20. NCCs shall develop written procedures for the use of social media and other related digital technology with current and former recipients. These written procedures shall, at a minimum, provide appropriate protections against the disclosure of confidential information and the creation of multiple relationships. These procedures shall also identify that personal accounts are distinct from any used for professional purposes.
-NBCC Policy Regarding the Provision of Distance Professional Services https://www.nbcc.org/Assets/Ethics/NBCCPolicyRegardingPracticeofDistanceCounselingBoard.pdf
National Board for Certified Counselors (NBCC) Code of Ethics
54. NCCs shall include all electronic communications exchanged with clients and supervisees, including those through digital technology and social media methods, as a part of the record, even when strictly related to clerical issues such as charge of contact information or scheduling appointments. All electronic therapeutic communication methods shall use encryption and password security.
NCCs recognize that their behavior reflects on the integrity of the profession as a whole, and thus they avoid actions which can reasonably be expected to damage trust.
55. NCCs shall retain client records for a minimum of five years unless state or federal laws require additional time. After the required retention period, NCCs shall dispose of records in a manner that protects client confidentiality.
56.NCCs shall act in a professional manner by protecting against unauthorized access to confidential information. This includes data contained in electronic formats. NCCs shall inform any subordinates who have physical or electronic access to information of the importance of maintaining privacy and confidentiality.
79. NCCs shall provide complete information regarding the format (electronic or otherwise), administration purpose, and the desired outcome, risks and limitations, prior to the use of a test or assessment.

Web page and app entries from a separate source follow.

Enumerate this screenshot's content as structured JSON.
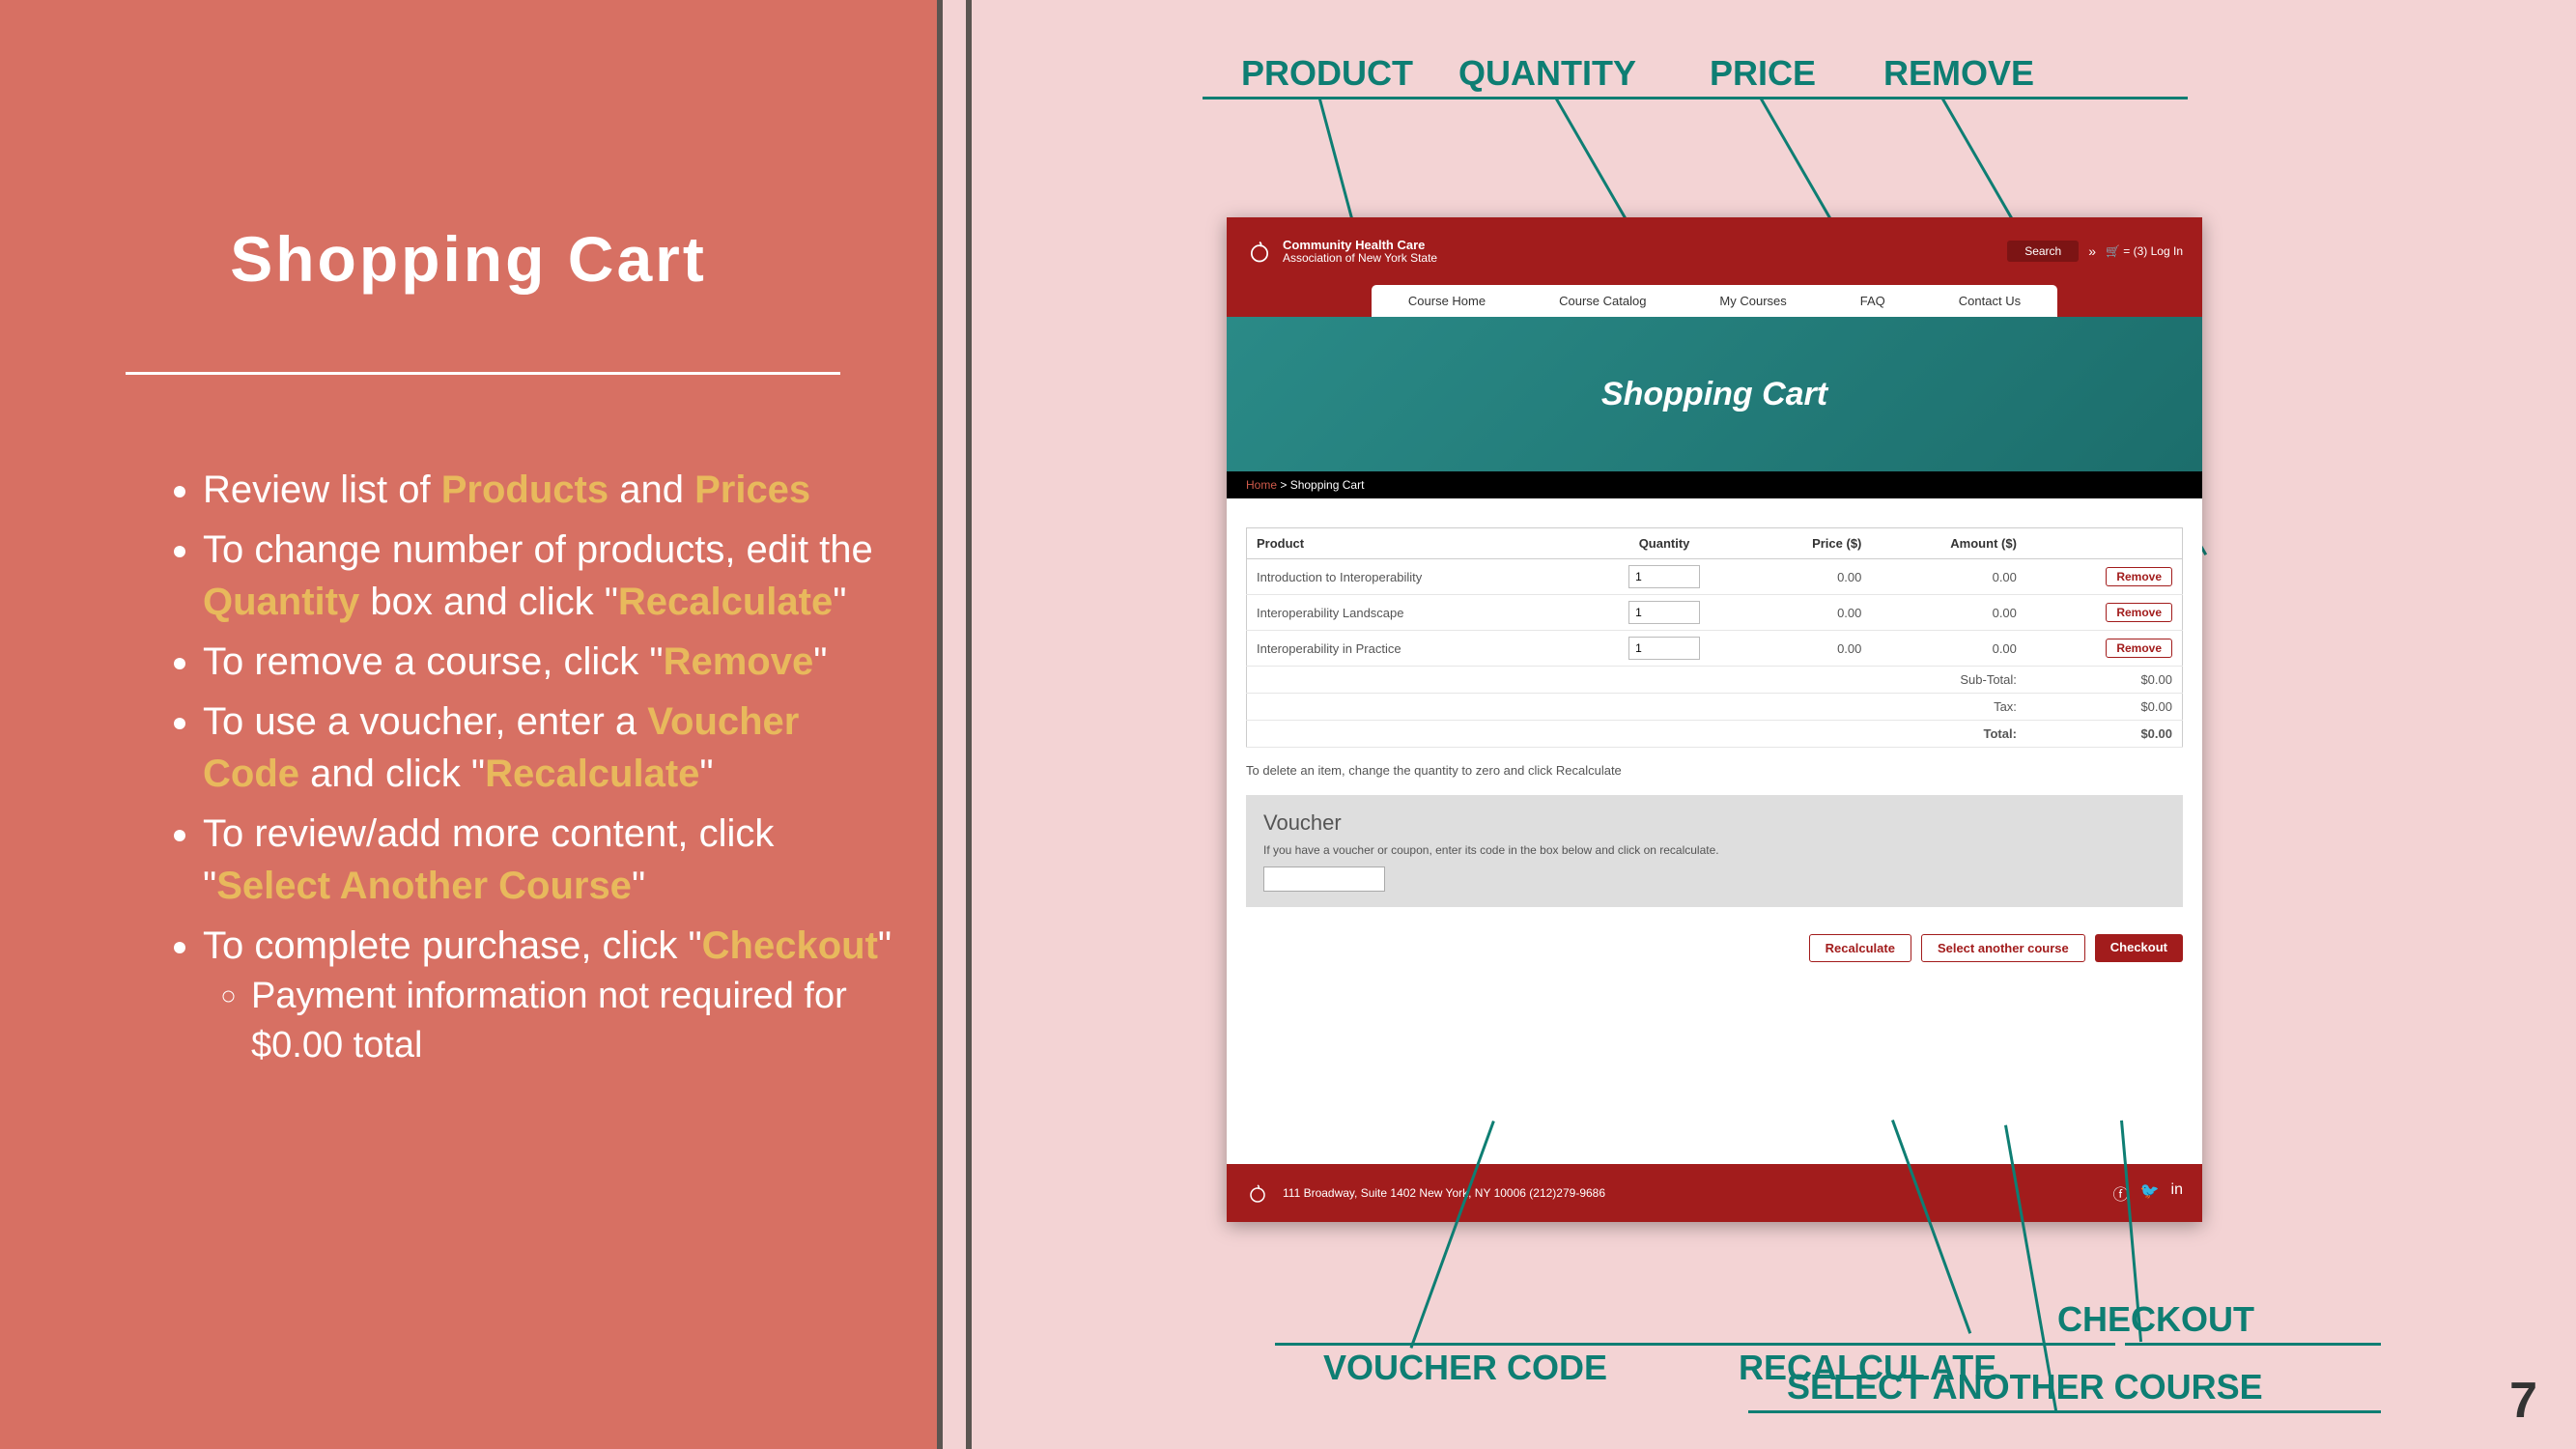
{
  "left": {
    "title": "Shopping Cart",
    "b1a": "Review list of ",
    "b1h1": "Products",
    "b1b": " and ",
    "b1h2": "Prices",
    "b2a": "To change number of products, edit the ",
    "b2h": "Quantity",
    "b2b": " box and click \"",
    "b2h2": "Recalculate",
    "b2c": "\"",
    "b3a": "To remove a course, click \"",
    "b3h": "Remove",
    "b3b": "\"",
    "b4a": "To use a voucher, enter a ",
    "b4h": "Voucher Code",
    "b4b": " and click \"",
    "b4h2": "Recalculate",
    "b4c": "\"",
    "b5a": "To review/add more content, click \"",
    "b5h": "Select Another Course",
    "b5b": "\"",
    "b6a": "To complete purchase, click \"",
    "b6h": "Checkout",
    "b6b": "\"",
    "b6sub": "Payment information not required for $0.00 total"
  },
  "topLabels": {
    "product": "PRODUCT",
    "quantity": "QUANTITY",
    "price": "PRICE",
    "remove": "REMOVE"
  },
  "bottomLabels": {
    "voucher": "VOUCHER CODE",
    "recalc": "RECALCULATE",
    "checkout": "CHECKOUT",
    "select": "SELECT ANOTHER COURSE"
  },
  "pageNum": "7",
  "shot": {
    "brand1": "Community Health Care",
    "brand2": "Association of New York State",
    "search": "Search",
    "cartLogin": "🛒 = (3)  Log In",
    "nav": [
      "Course Home",
      "Course Catalog",
      "My Courses",
      "FAQ",
      "Contact Us"
    ],
    "hero": "Shopping Cart",
    "crumbHome": "Home",
    "crumbSep": "  >  Shopping Cart",
    "table": {
      "hProduct": "Product",
      "hQty": "Quantity",
      "hPrice": "Price ($)",
      "hAmount": "Amount ($)",
      "rows": [
        {
          "p": "Introduction to Interoperability",
          "q": "1",
          "pr": "0.00",
          "am": "0.00"
        },
        {
          "p": "Interoperability Landscape",
          "q": "1",
          "pr": "0.00",
          "am": "0.00"
        },
        {
          "p": "Interoperability in Practice",
          "q": "1",
          "pr": "0.00",
          "am": "0.00"
        }
      ],
      "subLbl": "Sub-Total:",
      "subV": "$0.00",
      "taxLbl": "Tax:",
      "taxV": "$0.00",
      "totLbl": "Total:",
      "totV": "$0.00",
      "removeBtn": "Remove"
    },
    "delNote": "To delete an item, change the quantity to zero and click Recalculate",
    "voucher": {
      "title": "Voucher",
      "desc": "If you have a voucher or coupon, enter its code in the box below and click on recalculate."
    },
    "btnRecalc": "Recalculate",
    "btnSelect": "Select another course",
    "btnCheckout": "Checkout",
    "footerAddr": "111 Broadway, Suite 1402   New York, NY 10006   (212)279-9686"
  }
}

NCCs shall have a reasonable basis for believing that the information provided is = understood.
91. NCCs shall follow administration and interpretation protocols for tests and assessments, including the use of appropriate software if using electronic measures.
- National Board fr Certified Counselors NBCC Coode of Ethics (2016) states https://www.nbcc.org/Assets/Ethics/NBCCCodeofEthics.pdf
Additional Mental Health Guidelines:
-APA 2013 Guidelines for the Practice of Telepsychology
-NASW, ASWB, CSWE, & CSWA Standard for Technology for Social Work Practice (2017)
Peer-Reviewed Journal Article References:
Boydstun, C. D., Pandita, S., Finkelstein-Fox, L., & Difede, J. (2021). Harnessing virtual reality for disaster mental health: A systematic review. Translational Issues in Psychological Science.
Kneeland, E. T., Hilton, B. T., Fitzgerald, H. E., Castro-Ramirez, F., Tester, R. D., Demers, C., & McHugh, R. K. (2021). Providing cognitive behavioral group therapy via videoconferencing: Lessons learned from a rapid scale-up of telehealth services. Practice Innovations.
Thomas, N., McDonald, C., Boer, K., Brand, R. M., Nedeljkovic, M., & Seabrook, L. (2021). Review of the current empirical literature on using videoconferencing to deliver individual psychotherapies to adults with mental health problems. Psychology and Psychotherapy: Theory, Research and Practice, 94(3), 854–883.
According to NBCC, a detailed written description of the distance counseling process and service provision shall include the following information in the intake… To select and enter your answer go to .